Payson Roundup outdoor columnist and former PHS coaching legend Dennis Pirch penned an article Sept. 28, in which he wrote, "the older I get, the more the simple pleasures of the outdoors seem to fascinate me."
He wrote of the thrill of listening to a bugling elk and where to go in the Rim Country to listen to the animals during the rut.
I'm older than Coach Pirch, but I agree the outdoors now holds an attraction it didn't when I was younger.
Listening to elk bellow and other wild animals call is now a real treat for me, especially when I'm with my grandchildren hiding or riding our ATV. But an even bigger thrill for the geriatric set is to have camera in hand and come face to face with a bull.
Such a scenario unfolded early this week while I was on my way home from work at the Payson Roundup.
On Pine Creek Drive north of the Pine LDS church, I spotted several cows crossing in front of me. Believing there might be a bull nearby, I jumped out of my truck and grabbed my camera without taking time to fit the telephoto zoom lens.
Sure enough, only yards away from the cows was a nice-sized bull hulking behind a stand of oaks and pines.
I pulled the camera to my eye and began snapping pictures believing my luck might soon end and the bull and his cows would soon scamper off.
But, the big bad boy stayed around along enough for me to take several good photos.
In retrospect, I now know all the while I was stalking the animal, the adrenaline was flowing, as if I was a 17-year-old high school kid about to take the field for a homecoming football game.
Simply put, it was a thrill to be within yards of the magnificent animal and then watch him peacefully run off into the sunset.
Looking through the pictures later at home with my wife, Kay, we both agreed coach Pirch was right on when he wrote, "to watch a trophy bull with his harem of cows is an awesome picture of the wild."
Got the runs?
The second annual Rim Country Challenge, sponsored by the Payson Area Habitat for Humanity and the Mazatzal Casino, will be held tomorrow, Saturday, at Rumsey Park and along Payson's residential streets.
The half-marathon begins at 8 a.m., the 5K at 8:15 a.m. and the young athlete's fun run at 9 a.m.
The 5K and half-marathon courses have been changed from those used last year during the event's inaugural season.
The half-marathon course, which is 13.1 miles, will be just what the event title says -- a "challenge," mostly because it contains a .45-mile climb up Airport Road, with an elevation gain of 165 feet.
That climb is widely considered among Rim Country runners, as one of the most rugged and demanding in Payson.
Among those runners who know the challenge of Airport Hill is Beth Beck, who competed in the run last year.
"The hill is pretty brutal, you have to take it slow and steady," she said. "That name, ‘Rim Country Challenge', is accurate.
"The challenge is both physical and mental."
Event organizers warn, "The course is not flat and fast.
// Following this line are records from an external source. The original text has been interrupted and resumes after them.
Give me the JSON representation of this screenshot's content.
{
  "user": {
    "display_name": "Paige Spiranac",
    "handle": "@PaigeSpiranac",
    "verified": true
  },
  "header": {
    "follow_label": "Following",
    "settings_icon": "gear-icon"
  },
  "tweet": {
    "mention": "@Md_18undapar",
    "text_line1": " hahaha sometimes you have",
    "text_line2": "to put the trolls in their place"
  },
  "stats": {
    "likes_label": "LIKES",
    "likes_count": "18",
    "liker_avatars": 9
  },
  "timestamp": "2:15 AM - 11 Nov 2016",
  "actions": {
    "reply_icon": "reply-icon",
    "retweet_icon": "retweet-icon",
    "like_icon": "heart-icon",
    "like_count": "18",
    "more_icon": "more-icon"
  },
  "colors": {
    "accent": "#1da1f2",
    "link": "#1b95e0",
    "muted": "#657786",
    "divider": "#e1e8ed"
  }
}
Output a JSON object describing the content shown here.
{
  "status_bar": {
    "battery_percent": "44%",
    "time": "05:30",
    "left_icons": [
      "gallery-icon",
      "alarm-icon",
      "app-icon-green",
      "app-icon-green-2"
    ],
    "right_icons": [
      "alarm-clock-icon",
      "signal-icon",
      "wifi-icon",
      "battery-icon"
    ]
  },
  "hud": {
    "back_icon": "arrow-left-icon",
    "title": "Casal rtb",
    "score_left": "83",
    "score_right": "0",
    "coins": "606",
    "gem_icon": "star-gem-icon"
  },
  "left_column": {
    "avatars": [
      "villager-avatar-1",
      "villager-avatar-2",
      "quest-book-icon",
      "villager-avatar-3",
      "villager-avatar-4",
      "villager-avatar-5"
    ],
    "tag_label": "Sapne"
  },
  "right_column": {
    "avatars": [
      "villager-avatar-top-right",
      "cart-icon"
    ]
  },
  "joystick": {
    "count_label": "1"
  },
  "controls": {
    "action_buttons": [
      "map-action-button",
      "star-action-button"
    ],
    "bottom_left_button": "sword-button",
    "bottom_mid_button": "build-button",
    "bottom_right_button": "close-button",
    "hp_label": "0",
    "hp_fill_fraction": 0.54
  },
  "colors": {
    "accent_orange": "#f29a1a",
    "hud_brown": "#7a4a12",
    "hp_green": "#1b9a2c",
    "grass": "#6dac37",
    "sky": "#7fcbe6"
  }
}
So, don't expect to set any speed records."
Although new standards are not usually set, Beck says the difficulty of the course "makes it so much fun to cross the finish line."
Organizers say the 5K course, which also starts and ends at Rumsey Park, is not as challenging as the half-marathon course.
The event is USATF-certified and sanctioned.
Race numbers, T-shirts and goodie bags will be passed out during a communitywide spaghetti dinner, sponsored by Payson Concrete and Materials, to be held from 4:30 to 7:30 p.m. today, Friday, in the Rim Country Middle School cafeteria.
The menu will include spaghetti with meat or meatless sauce, salad, bread sticks and cake.
Tickets are $6 for adults and $3 for children 12 years and under.
The numbers and goodie bags will also be available on race day.
Runners will compete in age/gender divisions in both the 5K and half marathon.
Special Indian art will be presented to the first three male and female finishers of the half-marathon and 5K. Awards will also be presented to the first three male and female finishers in each age division.
The young athletes fun run will be conducted using the same format as the inaugural one held in the spring of 2006 at Rumsey Park.
Entrants up to 6 years old will run a quarter of a mile. Seven- and 8-year-olds will run a half-mile and 9- to 11-year-olds will run one mile.
Because the registration deadline has passed, entry fee for the half-marathon is now $60. Entry fee for the 5K is $25 afterward.
Young athletes fun run entry is $10.
All proceeds from the event will benefit the Payson Area Habitat for Humanity. Its projects include building 14 townhomes at Longhorn Village located at the corner of Longhorn and McLane. To register, or for more information,